The mutual dialogue of ‘equals’, in which each player was audibly stimulated by what the other did, made for exhilarating listening. Much of what was created before our eyes and ears was very sophisticated, musically speaking,  but it wasn’t the sophistication of which one was most conscious. There was a sense of two ‘learned’ musicians abler, in improvisation, to access a kind of inner innocence. I found myself thinking of Picasso saying ‘It took me four years to paint like Raphael, but a lifetime to paint like a child’. In the music created by Warren and Santos Neto we seemed to be hearing music which, like Picasso’s mature masterpieces, possessed  the complexity of learning and experience expressed through an innocence which drew on, but transcended, all that had been learned. Both Warren and Santos Neto have, in musical terms, learned to ‘paint’ like Raphael and then gone on to ‘paint’ like a child.

At one point, Santos Neto compared Brazilian music to a huge river (the Amazon, perhaps) fed by innumerable tributaries of diverse origins, mixing their own essences with the waters of the flowing river. His metaphor nicely captures, I think why this music is a matter of synthesis rather than mere eclecticism. We may have heard passages reminiscent of Charles Ives or Thelonious Monk, of a Rio Samba band or a Welsh chapel choir, of nineteenth century Romanticism (amongst much else). But this was not ‘clever’ postmodernism – these musics emerged because they are there in the minds of Warren and Santos Neto and inevitably emerge in their playing.

In an essay ‘Hermeto Pascoal, Universal Musician’ (click here) the ethnomusicologist Andrew Connell quotes Pascoal’s assertion ‘There is no Brazilian music. But I am a Brazilian, and what I produce must be the result of my experiences and my fate’ and goes on to comment ‘Hermeto prefers to call what he does “universal” music’. In a 2018 interview with Jakob Baekgaard, published online as ‘Huw Warren: Global Music from a Local Perspective’ (click here) Warren says ‘I’ve been living in Wales for the last 25 years, and I’m sure that one’s immediate environment must have an impact on one’s work. As a proud Welshman, I’m also aware of the cultural responsibility of not just looking “inward” and am very influenced by Hermeto Pascoal’s idea of “Universal” music.’

Call it ‘Universal music’ or ‘Global Music’, this is quite different from the superficialities of fusion music.
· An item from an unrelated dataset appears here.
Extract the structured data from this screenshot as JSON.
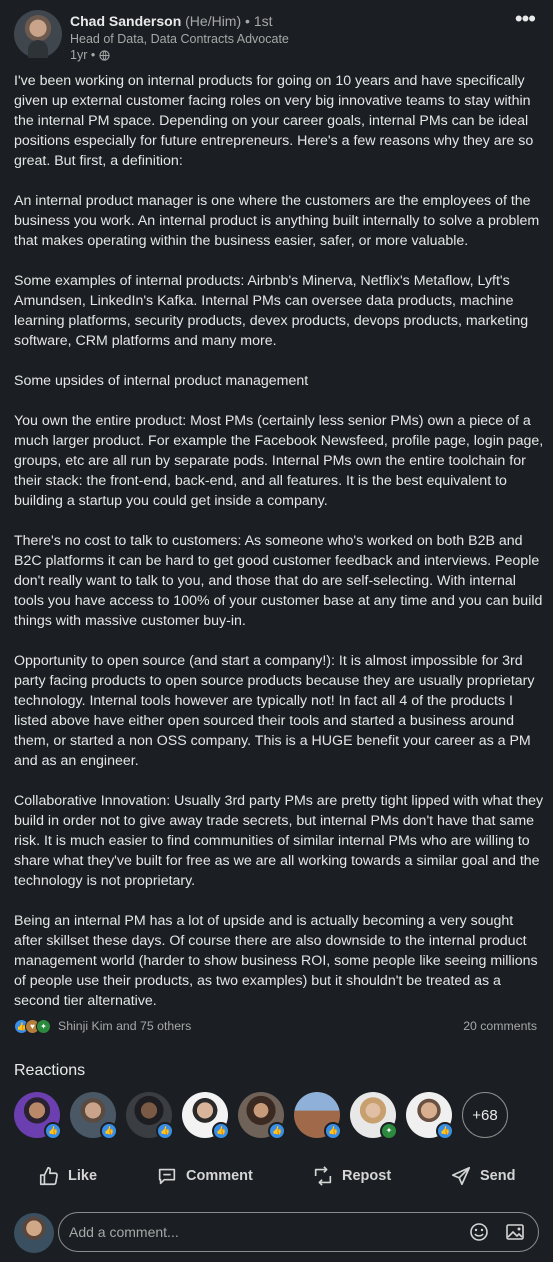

This, whether played by Pascoal or by Warren and Santos Neto, is music played by musicians who have absorbed and thoroughly interiorized  a number of the musical traditions which we all too readily partition off from one another. In the same interview referred to above, Warren is asked ‘Do you consider yourself a jazz musician? Why or why not? … In general, how do you relate to musical traditions?’. He replies ‘Always a tricky question! The simple answer is that it would be great just to be called a musician, as the J word can have positive and negative connotations. A deeper way of looking at it is maybe the idea that, rather than being a style, jazz is more of an attitude? Improvisation and creating a sense of surprise is definitely part of that attitude, but stylistically I feel this can be very open.’

Apart from the joyful pleasure it created in abundance, this concert was a powerful argument for our learning to think and talk purely in terms of ‘music’ and ‘musicians’ rather than jazz or classical music or, indeed,  Brazilian music.

Glyn Pursglove